-- Task details --
List every line in this data where the string "name" occurs.

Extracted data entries
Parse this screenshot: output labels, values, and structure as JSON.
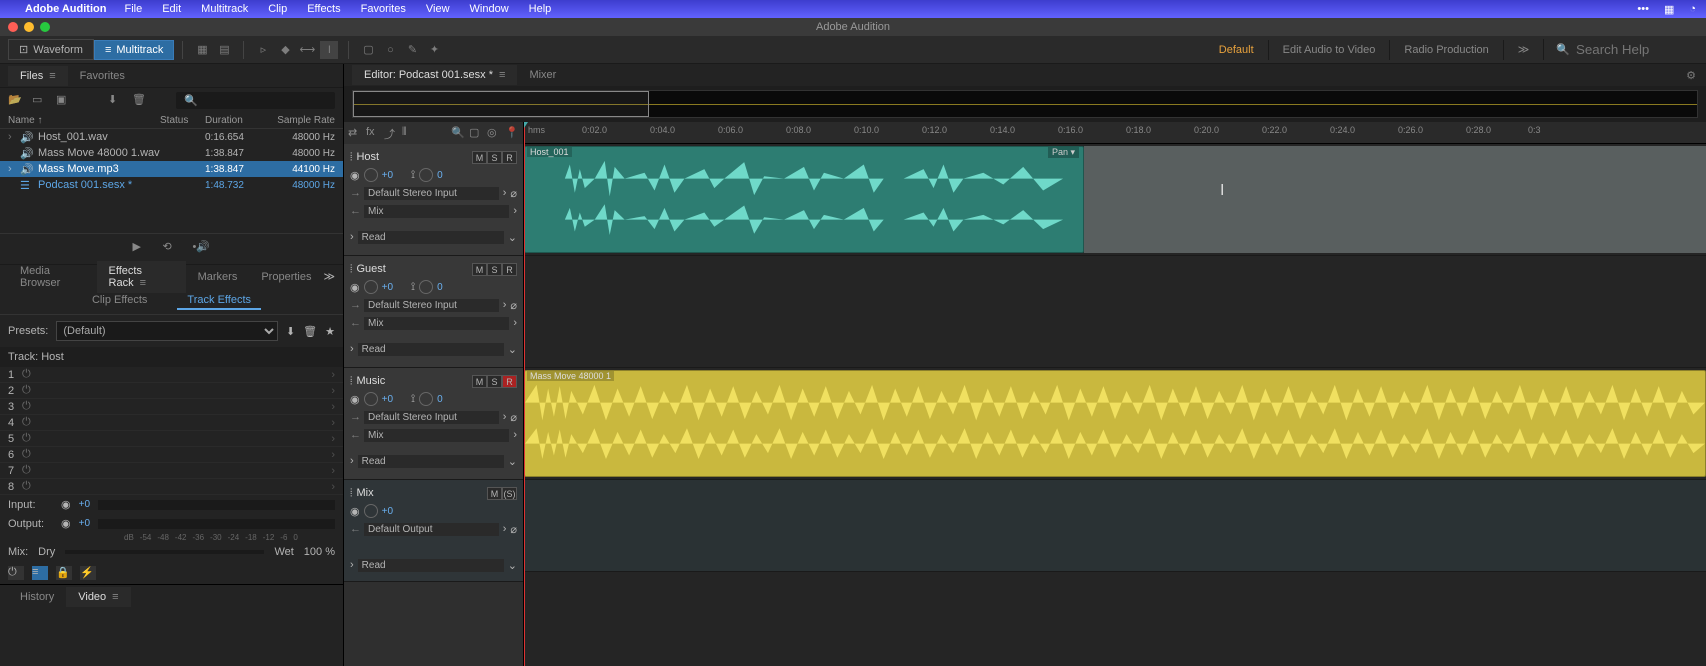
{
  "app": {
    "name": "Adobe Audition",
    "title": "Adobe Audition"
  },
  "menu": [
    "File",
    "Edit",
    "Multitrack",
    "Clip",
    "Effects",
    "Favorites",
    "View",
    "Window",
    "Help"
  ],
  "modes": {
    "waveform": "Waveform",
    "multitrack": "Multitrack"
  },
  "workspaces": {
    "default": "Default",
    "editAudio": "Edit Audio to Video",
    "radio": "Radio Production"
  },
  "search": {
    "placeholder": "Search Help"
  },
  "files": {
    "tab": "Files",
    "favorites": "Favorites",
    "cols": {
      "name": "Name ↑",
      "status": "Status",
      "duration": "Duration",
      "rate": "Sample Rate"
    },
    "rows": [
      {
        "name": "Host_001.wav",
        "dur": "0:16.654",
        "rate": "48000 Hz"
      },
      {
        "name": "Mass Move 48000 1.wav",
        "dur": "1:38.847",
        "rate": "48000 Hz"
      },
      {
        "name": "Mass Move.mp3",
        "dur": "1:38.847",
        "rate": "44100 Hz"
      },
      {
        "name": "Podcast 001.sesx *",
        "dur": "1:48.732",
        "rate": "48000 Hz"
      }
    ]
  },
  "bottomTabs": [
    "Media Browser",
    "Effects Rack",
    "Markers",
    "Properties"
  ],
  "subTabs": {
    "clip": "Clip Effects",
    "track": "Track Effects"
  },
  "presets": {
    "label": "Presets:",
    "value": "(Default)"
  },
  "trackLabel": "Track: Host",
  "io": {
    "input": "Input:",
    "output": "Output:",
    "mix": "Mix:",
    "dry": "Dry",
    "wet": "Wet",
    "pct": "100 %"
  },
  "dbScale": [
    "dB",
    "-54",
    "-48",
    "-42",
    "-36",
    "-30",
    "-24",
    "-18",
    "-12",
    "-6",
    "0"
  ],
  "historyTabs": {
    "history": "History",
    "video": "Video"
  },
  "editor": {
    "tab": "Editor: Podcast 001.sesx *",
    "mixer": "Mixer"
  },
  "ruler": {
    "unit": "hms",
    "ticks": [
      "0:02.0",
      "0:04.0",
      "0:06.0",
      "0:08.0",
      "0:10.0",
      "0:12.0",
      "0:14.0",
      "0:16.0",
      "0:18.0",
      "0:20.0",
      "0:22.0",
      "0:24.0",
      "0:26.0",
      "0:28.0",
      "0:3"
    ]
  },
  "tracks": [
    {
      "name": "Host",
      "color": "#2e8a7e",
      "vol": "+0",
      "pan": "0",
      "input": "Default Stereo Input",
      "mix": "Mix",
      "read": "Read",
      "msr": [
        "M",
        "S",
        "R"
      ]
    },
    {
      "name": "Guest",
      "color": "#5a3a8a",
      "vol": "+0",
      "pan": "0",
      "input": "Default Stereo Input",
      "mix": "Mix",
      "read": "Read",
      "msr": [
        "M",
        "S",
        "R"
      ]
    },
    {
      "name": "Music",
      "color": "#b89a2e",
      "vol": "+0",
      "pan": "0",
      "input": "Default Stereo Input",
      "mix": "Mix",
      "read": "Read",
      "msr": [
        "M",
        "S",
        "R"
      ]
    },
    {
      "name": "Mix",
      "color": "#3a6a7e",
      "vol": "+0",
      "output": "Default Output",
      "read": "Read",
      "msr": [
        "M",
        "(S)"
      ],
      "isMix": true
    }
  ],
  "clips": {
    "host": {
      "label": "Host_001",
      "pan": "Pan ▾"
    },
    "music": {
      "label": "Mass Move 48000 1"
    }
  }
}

-- Response to this task --
    "name": "Adobe Audition",
      "name": "Name ↑",
        "name": "Host_001.wav",
        "name": "Mass Move 48000 1.wav",
        "name": "Mass Move.mp3",
        "name": "Podcast 001.sesx *",
      "name": "Host",
      "name": "Guest",
      "name": "Music",
      "name": "Mix",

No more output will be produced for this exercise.